The 7th U.S. Circuit Court of Appeals in Chicago ruled against
public employee unions that represent workers for the city of
Madison and Dane County.
In January 2013, the same court ruled against other unions,
including the Wisconsin Education Association Council, in another
case that raised similar objections.
The controversial law, called Act 10, triggered an unsuccessful
effort to recall the state's Republican Governor, Scott Walker. The
legislation prevents public sector workers, known as "general
employees," from collective bargaining on issues other than base
wages, imposes tough recertification requirements and bars employers
from automatically deducting union dues from paychecks.
The unions raised several constitutional objections, including that

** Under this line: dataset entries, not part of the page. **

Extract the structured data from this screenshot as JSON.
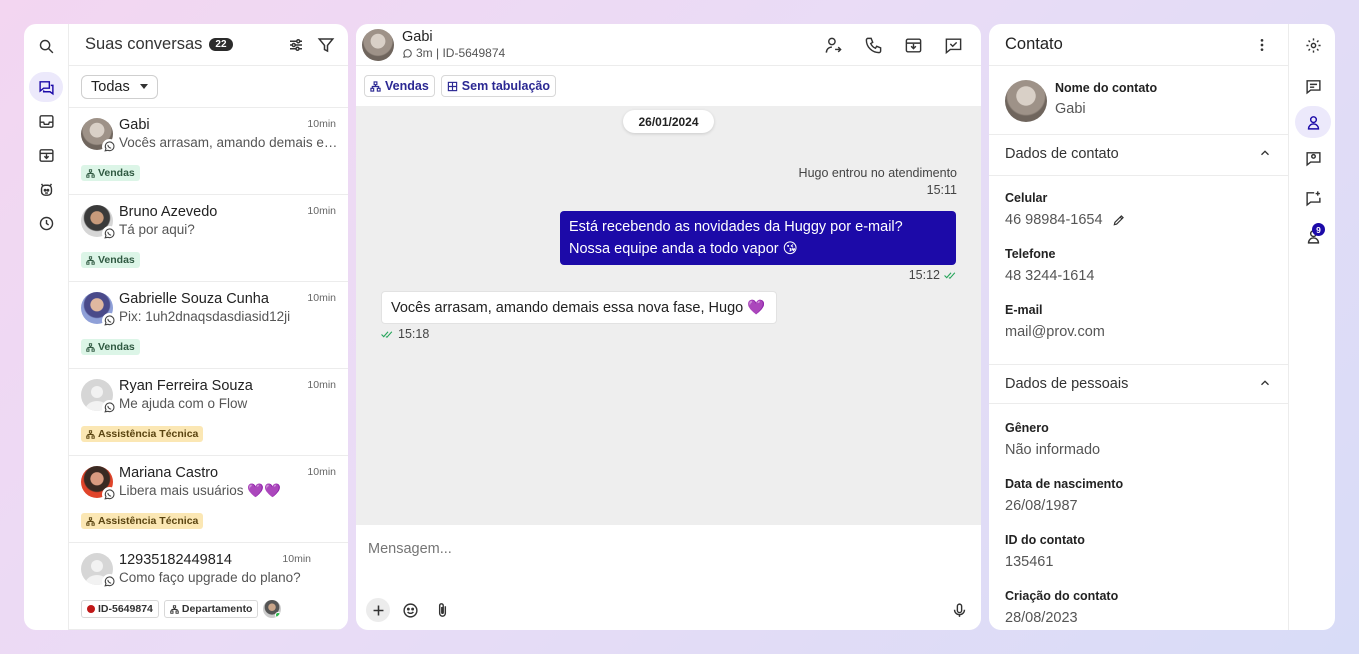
{
  "rail": {
    "icons": [
      "search-icon",
      "chats-icon",
      "inbox-icon",
      "archive-icon",
      "bot-icon",
      "history-icon"
    ]
  },
  "conversations": {
    "title": "Suas conversas",
    "count": "22",
    "filter_value": "Todas",
    "items": [
      {
        "name": "Gabi",
        "time": "10min",
        "preview": "Vocês arrasam, amando demais essa nova fase, Hugo 💜",
        "tag": "Vendas"
      },
      {
        "name": "Bruno Azevedo",
        "time": "10min",
        "preview": "Tá por aqui?",
        "tag": "Vendas"
      },
      {
        "name": "Gabrielle Souza Cunha",
        "time": "10min",
        "preview": "Pix: 1uh2dnaqsdasdiasid12ji",
        "tag": "Vendas"
      },
      {
        "name": "Ryan Ferreira Souza",
        "time": "10min",
        "preview": "Me ajuda com o Flow",
        "tag": "Assistência Técnica"
      },
      {
        "name": "Mariana Castro",
        "time": "10min",
        "preview": "Libera mais usuários 💜💜",
        "tag": "Assistência Técnica"
      },
      {
        "name": "12935182449814",
        "time": "10min",
        "preview": "Como faço upgrade do plano?",
        "tag_id": "ID-5649874",
        "tag": "Departamento"
      }
    ]
  },
  "chat": {
    "name": "Gabi",
    "sub": "3m | ID-5649874",
    "tags": [
      "Vendas",
      "Sem tabulação"
    ],
    "date": "26/01/2024",
    "system_msg": "Hugo entrou no atendimento",
    "system_time": "15:11",
    "out_msg": "Está recebendo as novidades da Huggy por e-mail? Nossa equipe anda a todo vapor 😘",
    "out_time": "15:12",
    "in_msg": "Vocês arrasam, amando demais essa nova fase, Hugo 💜",
    "in_time": "15:18",
    "placeholder": "Mensagem..."
  },
  "contact": {
    "title": "Contato",
    "name_label": "Nome do contato",
    "name_value": "Gabi",
    "section1": "Dados de contato",
    "cel_label": "Celular",
    "cel_value": "46 98984-1654",
    "tel_label": "Telefone",
    "tel_value": "48 3244-1614",
    "email_label": "E-mail",
    "email_value": "mail@prov.com",
    "section2": "Dados de pessoais",
    "gender_label": "Gênero",
    "gender_value": "Não informado",
    "birth_label": "Data de nascimento",
    "birth_value": "26/08/1987",
    "id_label": "ID do contato",
    "id_value": "135461",
    "created_label": "Criação do contato",
    "created_value": "28/08/2023",
    "badge": "9"
  },
  "colors": {
    "accent": "#1c0aa8",
    "vendas_bg": "#dcf5e7",
    "assist_bg": "#fbe7b4",
    "whatsapp": "#25d366"
  }
}
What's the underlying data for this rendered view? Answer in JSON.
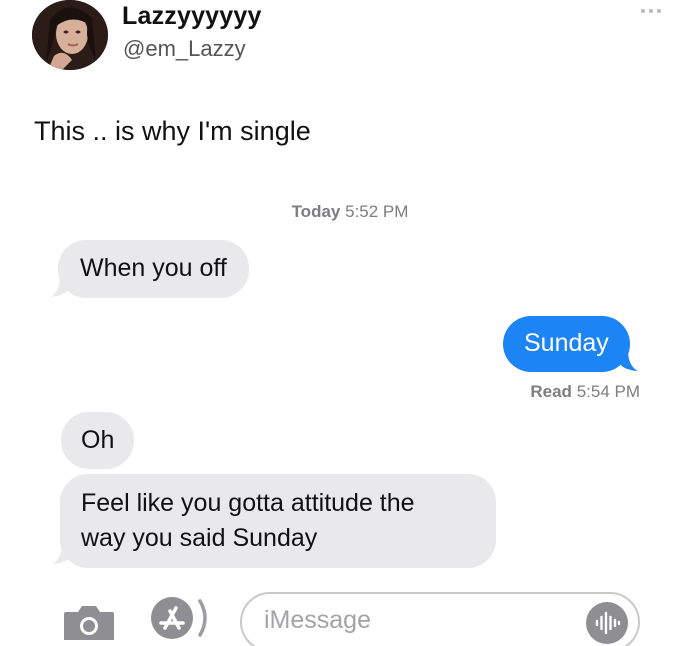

the law violates their right to petition the government and their
right to free association under the First Amendment.
The court said there is no legal precedent saying the right to
petition gives unions a constitutional right to collective
bargaining. Likewise, Judge Joel Flaum wrote in the majority
opinion, unions do not have a free association right to engage in
[to top of second column]
"The unions cannot wield the First Amendment to force Wisconsin to
engage in a dialogue or continue the state's previous policies,"
The case is Laborers Local 236 v. Walker, 7th U.S. Circuit Court of
(Reporting by Lawrence Hurley; editing by Mohammad Zargham)
[© 2014 Thomson Reuters. All rights
Copyright 2014 Reuters. All rights reserved. This material may not be published,
broadcast, rewritten or redistributed.